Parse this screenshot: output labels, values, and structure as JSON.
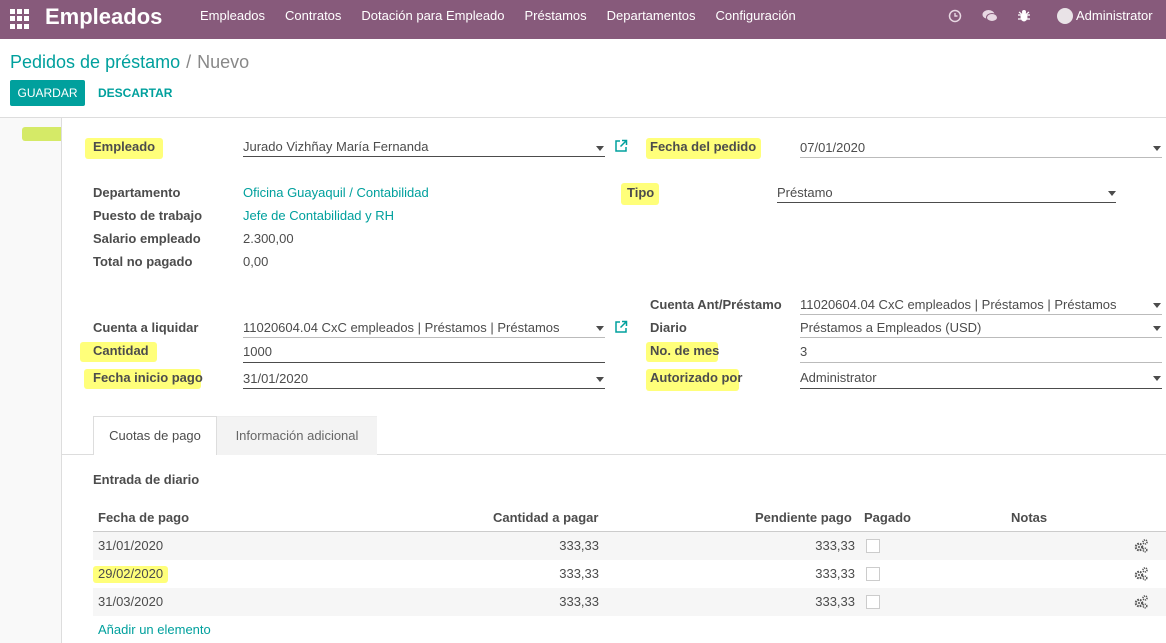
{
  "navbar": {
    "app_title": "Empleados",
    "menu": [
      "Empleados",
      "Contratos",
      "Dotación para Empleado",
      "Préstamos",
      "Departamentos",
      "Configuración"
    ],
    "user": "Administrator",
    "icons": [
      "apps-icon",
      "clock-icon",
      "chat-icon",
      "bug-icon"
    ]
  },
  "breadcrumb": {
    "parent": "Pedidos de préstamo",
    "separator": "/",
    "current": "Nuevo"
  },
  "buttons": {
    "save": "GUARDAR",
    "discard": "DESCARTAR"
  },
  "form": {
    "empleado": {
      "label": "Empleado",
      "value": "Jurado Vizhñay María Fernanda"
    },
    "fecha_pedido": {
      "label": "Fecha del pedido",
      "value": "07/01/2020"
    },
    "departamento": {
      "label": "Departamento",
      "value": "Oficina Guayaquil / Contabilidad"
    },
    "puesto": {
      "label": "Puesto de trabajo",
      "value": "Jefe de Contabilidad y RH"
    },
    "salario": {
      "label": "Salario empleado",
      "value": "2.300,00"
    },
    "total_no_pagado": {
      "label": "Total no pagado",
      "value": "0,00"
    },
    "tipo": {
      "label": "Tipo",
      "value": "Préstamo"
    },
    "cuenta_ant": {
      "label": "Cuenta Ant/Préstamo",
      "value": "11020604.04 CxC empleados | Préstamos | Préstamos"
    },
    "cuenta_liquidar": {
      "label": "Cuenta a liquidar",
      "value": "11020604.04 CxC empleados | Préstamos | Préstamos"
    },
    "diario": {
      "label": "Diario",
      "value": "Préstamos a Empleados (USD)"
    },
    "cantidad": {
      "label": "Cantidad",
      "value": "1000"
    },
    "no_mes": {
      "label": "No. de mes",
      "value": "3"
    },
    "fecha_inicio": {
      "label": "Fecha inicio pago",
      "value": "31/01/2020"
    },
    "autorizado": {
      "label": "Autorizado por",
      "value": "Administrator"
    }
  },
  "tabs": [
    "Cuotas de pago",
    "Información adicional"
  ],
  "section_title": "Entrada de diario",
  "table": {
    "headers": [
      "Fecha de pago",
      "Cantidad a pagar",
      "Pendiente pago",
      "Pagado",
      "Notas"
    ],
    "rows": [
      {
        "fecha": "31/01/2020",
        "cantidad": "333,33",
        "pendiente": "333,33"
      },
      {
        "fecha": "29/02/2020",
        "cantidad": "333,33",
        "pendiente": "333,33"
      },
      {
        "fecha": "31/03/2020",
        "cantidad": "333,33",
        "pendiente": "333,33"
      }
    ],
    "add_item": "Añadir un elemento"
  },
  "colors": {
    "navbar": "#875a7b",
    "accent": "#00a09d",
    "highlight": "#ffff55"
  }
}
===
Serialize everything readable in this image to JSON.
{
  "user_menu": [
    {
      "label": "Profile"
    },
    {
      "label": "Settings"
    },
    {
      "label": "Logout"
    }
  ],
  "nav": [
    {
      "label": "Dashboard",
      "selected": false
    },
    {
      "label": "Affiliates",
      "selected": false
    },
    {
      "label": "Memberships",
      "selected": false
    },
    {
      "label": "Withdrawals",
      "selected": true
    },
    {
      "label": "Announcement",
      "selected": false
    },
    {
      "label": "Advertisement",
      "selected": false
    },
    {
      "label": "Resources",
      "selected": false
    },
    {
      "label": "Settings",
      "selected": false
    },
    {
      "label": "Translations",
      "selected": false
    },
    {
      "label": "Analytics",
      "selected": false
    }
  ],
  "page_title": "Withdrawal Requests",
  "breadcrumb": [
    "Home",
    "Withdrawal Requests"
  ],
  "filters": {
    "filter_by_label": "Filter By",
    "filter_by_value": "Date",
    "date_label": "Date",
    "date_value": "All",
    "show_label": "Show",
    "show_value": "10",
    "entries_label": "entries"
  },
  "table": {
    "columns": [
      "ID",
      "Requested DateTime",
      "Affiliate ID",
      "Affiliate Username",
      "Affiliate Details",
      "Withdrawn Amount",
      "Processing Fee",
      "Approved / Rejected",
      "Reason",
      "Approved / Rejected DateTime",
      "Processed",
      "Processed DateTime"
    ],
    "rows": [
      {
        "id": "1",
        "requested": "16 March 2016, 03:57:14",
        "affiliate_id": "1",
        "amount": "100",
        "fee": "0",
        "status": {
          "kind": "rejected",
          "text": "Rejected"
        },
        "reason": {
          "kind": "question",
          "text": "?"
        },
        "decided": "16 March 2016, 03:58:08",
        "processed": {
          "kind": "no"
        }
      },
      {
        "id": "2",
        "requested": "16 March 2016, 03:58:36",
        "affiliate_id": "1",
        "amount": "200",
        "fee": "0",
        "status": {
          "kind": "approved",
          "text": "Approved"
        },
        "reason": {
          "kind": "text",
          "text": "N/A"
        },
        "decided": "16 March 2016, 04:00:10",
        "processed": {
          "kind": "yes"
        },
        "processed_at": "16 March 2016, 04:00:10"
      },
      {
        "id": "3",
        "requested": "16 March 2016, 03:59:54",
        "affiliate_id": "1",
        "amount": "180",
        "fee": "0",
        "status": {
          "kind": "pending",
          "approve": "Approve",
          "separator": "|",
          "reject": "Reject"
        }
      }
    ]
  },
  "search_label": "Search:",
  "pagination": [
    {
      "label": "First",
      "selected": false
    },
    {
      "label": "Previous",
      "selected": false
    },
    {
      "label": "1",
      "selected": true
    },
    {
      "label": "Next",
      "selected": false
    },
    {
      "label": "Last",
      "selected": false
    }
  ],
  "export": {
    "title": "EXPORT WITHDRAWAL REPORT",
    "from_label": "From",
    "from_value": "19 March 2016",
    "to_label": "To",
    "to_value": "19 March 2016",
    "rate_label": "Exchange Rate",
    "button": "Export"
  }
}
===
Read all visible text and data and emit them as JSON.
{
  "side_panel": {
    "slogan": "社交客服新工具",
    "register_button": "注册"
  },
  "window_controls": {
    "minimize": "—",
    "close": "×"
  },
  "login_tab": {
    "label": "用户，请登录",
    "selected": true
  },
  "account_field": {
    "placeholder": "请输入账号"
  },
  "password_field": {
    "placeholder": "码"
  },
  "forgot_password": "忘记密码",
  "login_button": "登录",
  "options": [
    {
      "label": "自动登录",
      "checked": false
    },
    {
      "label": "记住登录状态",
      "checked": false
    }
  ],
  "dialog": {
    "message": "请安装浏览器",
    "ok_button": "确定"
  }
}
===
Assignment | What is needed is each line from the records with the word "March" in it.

Exercise response |
        "requested": "16 March 2016, 03:57:14",
        "decided": "16 March 2016, 03:58:08",
        "requested": "16 March 2016, 03:58:36",
        "decided": "16 March 2016, 04:00:10",
        "processed_at": "16 March 2016, 04:00:10"
        "requested": "16 March 2016, 03:59:54",
    "from_value": "19 March 2016",
    "to_value": "19 March 2016",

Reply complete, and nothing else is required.